Barbara’s encouragement and support was an inspiration to me over the past fifty years. (Stuart Lazear)
We had wonderful and exciting years working together on the Canadian Inventory of Historic Buildings. (Meredith Sykes)
She was a consummate professional, a gentle mentor and a friend. (Christina Cameron)
In recent years, we have sadly lost several pioneering heritage conservationists in Canada. Last week, Barb Humphreys, who was one of the pillars of heritage conservation in Canada, passed away at 97. An important figure from the first wave of Canadian conservation, she laid the foundation for future work on protecting Canada’s built heritage.
Her career began as one of the first female registered architects in Canada, graduating from the University of Manitoba when modernism was in ascent. She first worked for Defence Construction Ltd. designing for military bases, moving to the Department of Public Works and then to private practice. She understood architecture: her Manotick home, built in 1953, reflected her exceptional facility for design.
Surrounded by historic buildings along the Rideau Canal, Barbara was drawn to the emerging field of heritage conservation. Her first foray into the field was to document historic sites along the Rideau Canal in 1967. In turn, this work led her back into public service, where she spearheaded the creation of the Canadian Inventory of Historic Building (CIHB).
In the wake of centennial celebrations, the federal government acknowledged that there was a poor understanding of the country’s built heritage. With only one architectural historian on staff at Parks Canada, a larger team was required.
Barbara’s survey work on the Rideau Canal corridor gained her invaluable experience in understanding historic structures. Her work brought her to the attention of Jack Richardson, who hired Barbara, along with Ann Faulkner and recent Columbia graduate Meredith Sykes to develop the CIHB. As Christina Cameron remembers, “they were the triumvirate of women who led the innovative Canadian Inventory of Historic Building programme.”
Barbara had a central role in designing and implementing CIHB at a time when Parks Canada was at the forefront of research on Canada’s built environment and protection of historic sites. Along with Peter Stokes, Hazen Sise and Jim Acland, she and her colleagues created the world’s first computerized database of historic buildings. It contained over 150,000 buildings and remains an accessible resource in the Documentation Centre at Parks Canada.
Its success spread around the world, and it was eventually used by New York City and at UNESCO. Barbara’s work on CIHB resonates well with today’s sustainable heritage – shifting away from monumental architecture to the streets of every town in Canada.

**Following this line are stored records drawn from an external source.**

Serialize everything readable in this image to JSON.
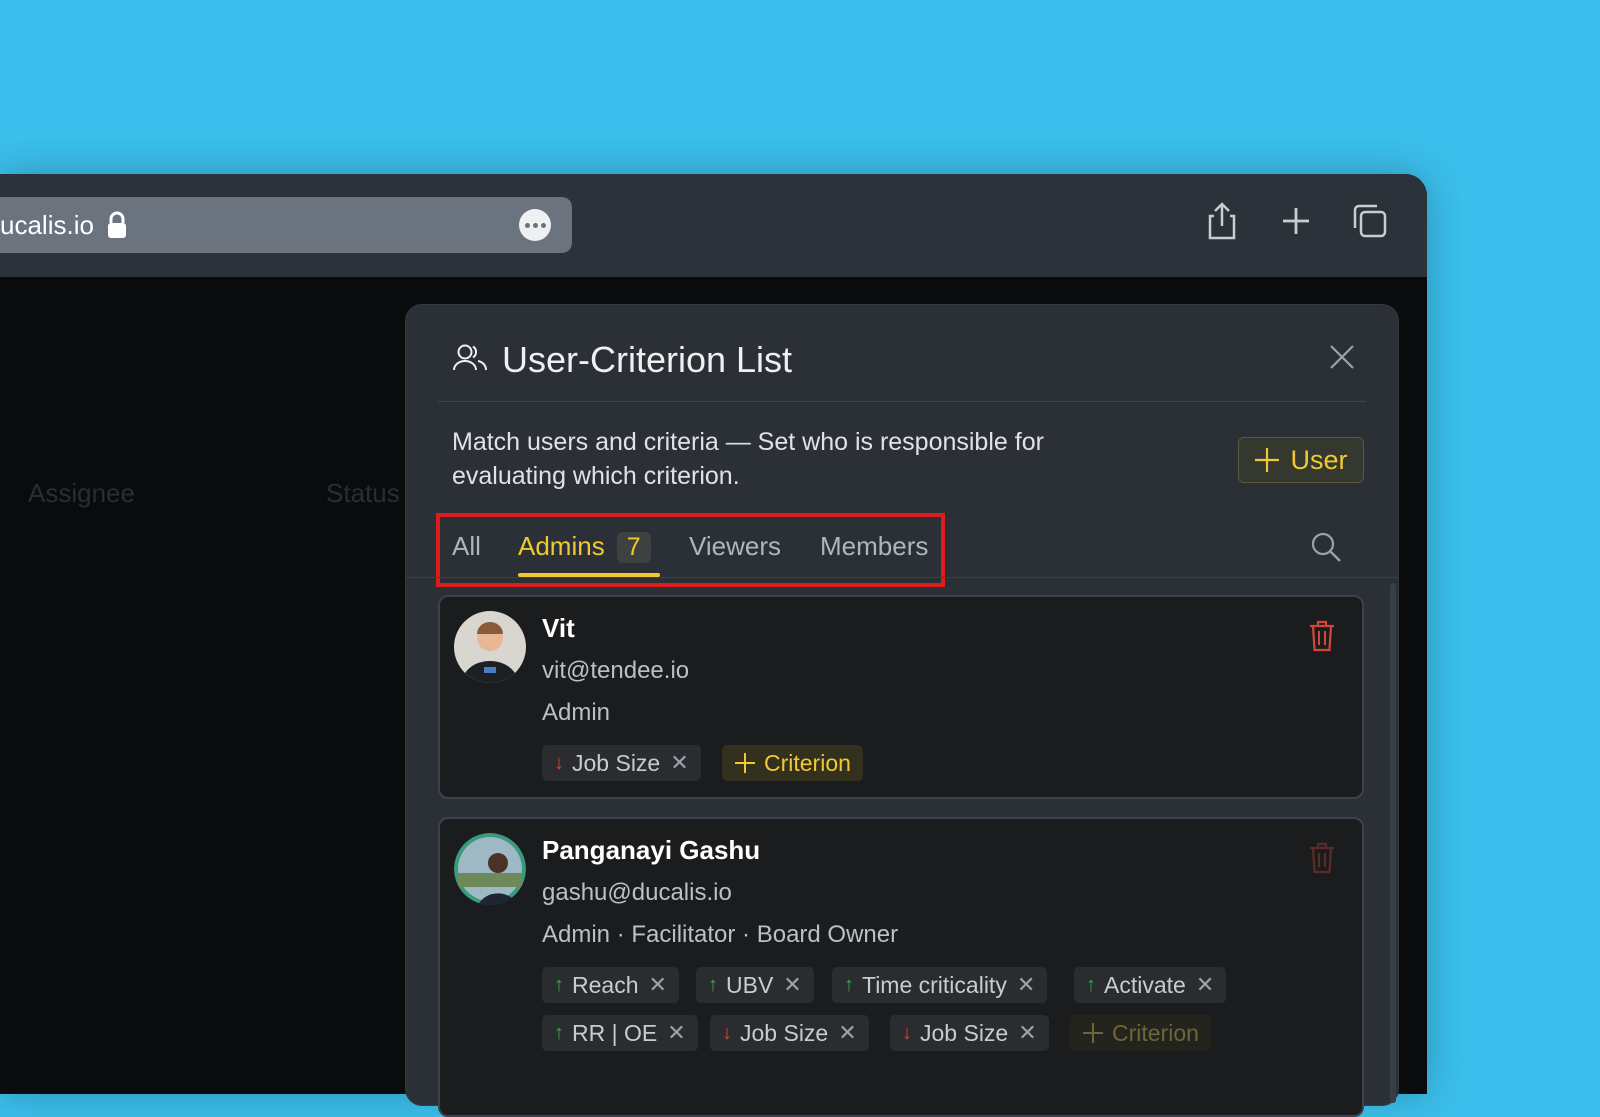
{
  "browser": {
    "url": "ucalis.io",
    "more_label": "•••",
    "icons": [
      "lock-icon",
      "more-icon",
      "share-icon",
      "plus-icon",
      "tabs-icon"
    ]
  },
  "background": {
    "col_assignee": "Assignee",
    "col_status": "Status"
  },
  "modal": {
    "title": "User-Criterion List",
    "description": "Match users and criteria — Set who is responsible for evaluating which criterion.",
    "add_user_label": "User",
    "tabs": [
      {
        "label": "All"
      },
      {
        "label": "Admins",
        "count": "7",
        "active": true
      },
      {
        "label": "Viewers"
      },
      {
        "label": "Members"
      }
    ]
  },
  "users": [
    {
      "name": "Vit",
      "email": "vit@tendee.io",
      "role": "Admin",
      "criteria": [
        {
          "label": "Job Size",
          "dir": "down"
        }
      ],
      "add_label": "Criterion"
    },
    {
      "name": "Panganayi Gashu",
      "email": "gashu@ducalis.io",
      "role": "Admin · Facilitator · Board Owner",
      "criteria": [
        {
          "label": "Reach",
          "dir": "up"
        },
        {
          "label": "UBV",
          "dir": "up"
        },
        {
          "label": "Time criticality",
          "dir": "up"
        },
        {
          "label": "Activate",
          "dir": "up"
        },
        {
          "label": "RR | OE",
          "dir": "up"
        },
        {
          "label": "Job Size",
          "dir": "down"
        },
        {
          "label": "Job Size",
          "dir": "down"
        }
      ],
      "add_label": "Criterion"
    }
  ],
  "colors": {
    "accent": "#f0c932",
    "danger": "#e01b1b",
    "up_arrow": "#38a35a",
    "down_arrow": "#d2473a",
    "page_bg": "#3bbfec"
  }
}
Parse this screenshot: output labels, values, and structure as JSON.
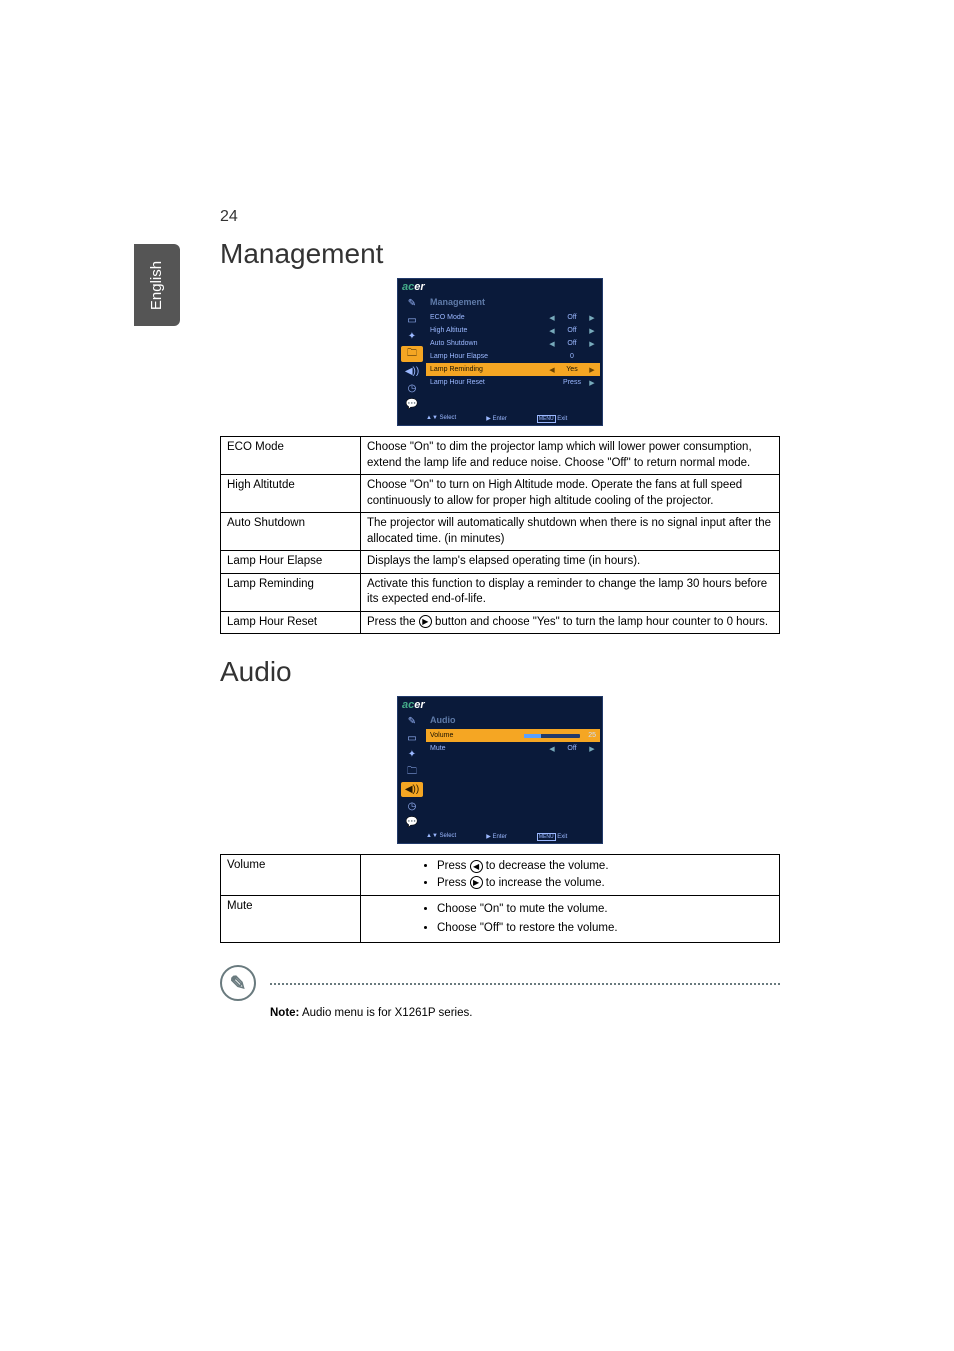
{
  "page_number": "24",
  "language_tab": "English",
  "brand": "acer",
  "sections": {
    "management": {
      "title": "Management",
      "osd_heading": "Management",
      "osd_rows": [
        {
          "label": "ECO Mode",
          "value": "Off"
        },
        {
          "label": "High Altitute",
          "value": "Off"
        },
        {
          "label": "Auto Shutdown",
          "value": "Off"
        },
        {
          "label": "Lamp Hour Elapse",
          "value": "0"
        },
        {
          "label": "Lamp Reminding",
          "value": "Yes"
        },
        {
          "label": "Lamp Hour Reset",
          "value": "Press"
        }
      ],
      "footer": {
        "select": "Select",
        "enter": "Enter",
        "exit": "Exit",
        "menu": "MENU"
      },
      "table": {
        "eco_mode": {
          "label": "ECO Mode",
          "desc": "Choose \"On\" to dim the projector lamp which will lower power consumption, extend the lamp life and reduce noise. Choose \"Off\" to return normal mode."
        },
        "high_altitude": {
          "label": "High Altitutde",
          "desc": "Choose \"On\" to turn on High Altitude mode. Operate the fans at full speed continuously to allow for proper high altitude cooling of the projector."
        },
        "auto_shutdown": {
          "label": "Auto Shutdown",
          "desc": "The projector will automatically shutdown when there is no signal input after the allocated time. (in minutes)"
        },
        "lamp_hour_elapse": {
          "label": "Lamp Hour Elapse",
          "desc": "Displays the lamp's elapsed operating time (in hours)."
        },
        "lamp_reminding": {
          "label": "Lamp Reminding",
          "desc": "Activate this function to display a reminder to change the lamp 30 hours before its expected end-of-life."
        },
        "lamp_hour_reset": {
          "label": "Lamp Hour Reset",
          "desc_pre": "Press the ",
          "desc_post": " button and choose \"Yes\" to turn the lamp hour counter to 0 hours."
        }
      }
    },
    "audio": {
      "title": "Audio",
      "osd_heading": "Audio",
      "osd_rows": {
        "volume": {
          "label": "Volume",
          "value": "25"
        },
        "mute": {
          "label": "Mute",
          "value": "Off"
        }
      },
      "footer": {
        "select": "Select",
        "enter": "Enter",
        "exit": "Exit",
        "menu": "MENU"
      },
      "table": {
        "volume": {
          "label": "Volume",
          "dec_pre": "Press ",
          "dec_post": " to decrease the volume.",
          "inc_pre": "Press ",
          "inc_post": " to increase the volume."
        },
        "mute": {
          "label": "Mute",
          "on": "Choose \"On\" to mute the volume.",
          "off": "Choose \"Off\" to restore the volume."
        }
      },
      "note": {
        "label": "Note:",
        "text": " Audio menu is for X1261P series."
      }
    }
  }
}
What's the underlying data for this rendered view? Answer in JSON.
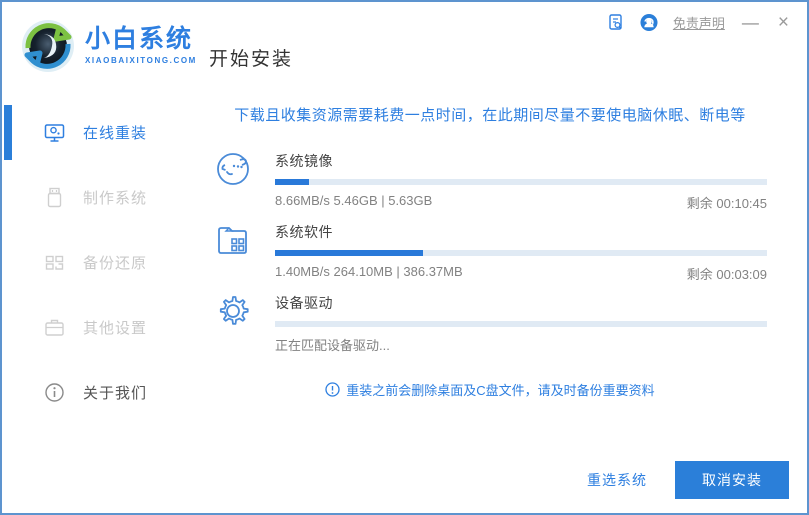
{
  "window": {
    "brand_name": "小白系统",
    "brand_domain": "XIAOBAIXITONG.COM",
    "page_title": "开始安装",
    "titlebar": {
      "disclaimer": "免责声明",
      "minimize": "—",
      "close": "×"
    }
  },
  "sidebar": {
    "items": [
      {
        "label": "在线重装",
        "state": "active"
      },
      {
        "label": "制作系统",
        "state": "disabled"
      },
      {
        "label": "备份还原",
        "state": "disabled"
      },
      {
        "label": "其他设置",
        "state": "disabled"
      },
      {
        "label": "关于我们",
        "state": "normal"
      }
    ]
  },
  "main": {
    "warning": "下载且收集资源需要耗费一点时间，在此期间尽量不要使电脑休眠、断电等",
    "tasks": [
      {
        "name": "系统镜像",
        "progress_percent": 7,
        "status_left": "8.66MB/s 5.46GB | 5.63GB",
        "status_right": "剩余 00:10:45"
      },
      {
        "name": "系统软件",
        "progress_percent": 30,
        "status_left": "1.40MB/s 264.10MB | 386.37MB",
        "status_right": "剩余 00:03:09"
      },
      {
        "name": "设备驱动",
        "progress_percent": 0,
        "status_left": "正在匹配设备驱动...",
        "status_right": ""
      }
    ],
    "note": "重装之前会删除桌面及C盘文件，请及时备份重要资料"
  },
  "footer": {
    "reselect_label": "重选系统",
    "cancel_label": "取消安装"
  },
  "colors": {
    "accent_blue": "#2e7fe0",
    "progress_fill": "#2979d9",
    "progress_track": "#e0eaf4",
    "window_border": "#5d94cf",
    "disabled_gray": "#c9c9c9",
    "status_gray": "#828282"
  }
}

Barbara fostered the second wave of heritage conservationists in Canada – the ones who would create the framework, policies and legislation for heritage conservation in the 1970s and 1980s. Early on, she hired students to assist her. Stuart Lazear helped with documentation on the Rideau Canal and would later be a recorder for CIHB. Students hired as heritage recorders fanned out across the country to document buildings. The work brought a new awareness to the variety and complexity of Canada’s vernacular architecture and created a broader appreciation of what was of value. As Christina Cameron recalls, “Barbara and I toured the Île d’Orléans together [in 1970], scouting out 17th and 18th century farm houses and sharing a picnic lunch along the way. With her experienced architectural eye, she helped me to see the similarities and differences between the typical maison française and British stone houses along the Rideau Canal.”
More a seasoned practitioner than a self-promoter, Barbara brought architectural history to the public. As she said, “buildings around us reflect what we were, how wealthy we were, how we lived and [our] cultural influences.” She developed a training module called “Architecture as Living History” in association with the National Film Board; she prepared “The Buildings of Canada,” a style guide published by Reader’s Digest. Reaching out beyond academia and her profession, Barbara was a true public historian.
After retirement from Parks Canada in 1981, she remained involved in many organizations and continued to teach architectural history at Carleton University. As a founder of the Society for the Study of Architecture in Canada, the first organization in Canada to study the history of the built environment, she remained involved and recognized for her early role. In later years, she worked to protect her beloved Watson’s Mill in Manotick, and published Legacy in Stone: The Rideau Corridor (1999).
Aside from her many recognitions, including the Gabrielle Léger Medal and Queen Elizabeth’s silver and golden jubilee medals, it was her inspiration and role in Canada’s conservation movement that is fondly remembered by us. She had many protégés who went on to work in the field of conservation across Canada, but her legacy stretches to all generations. I once had the privilege to spend an afternoon with her recounting stories when I was the Canadian Registrar. She was, for me, a living legacy of what began as a national project in the 1960s and continued with the creation of the Canadian Register of Historic Places. Her foundational and visionary work will always play a central part of the story of heritage conservation in Canada.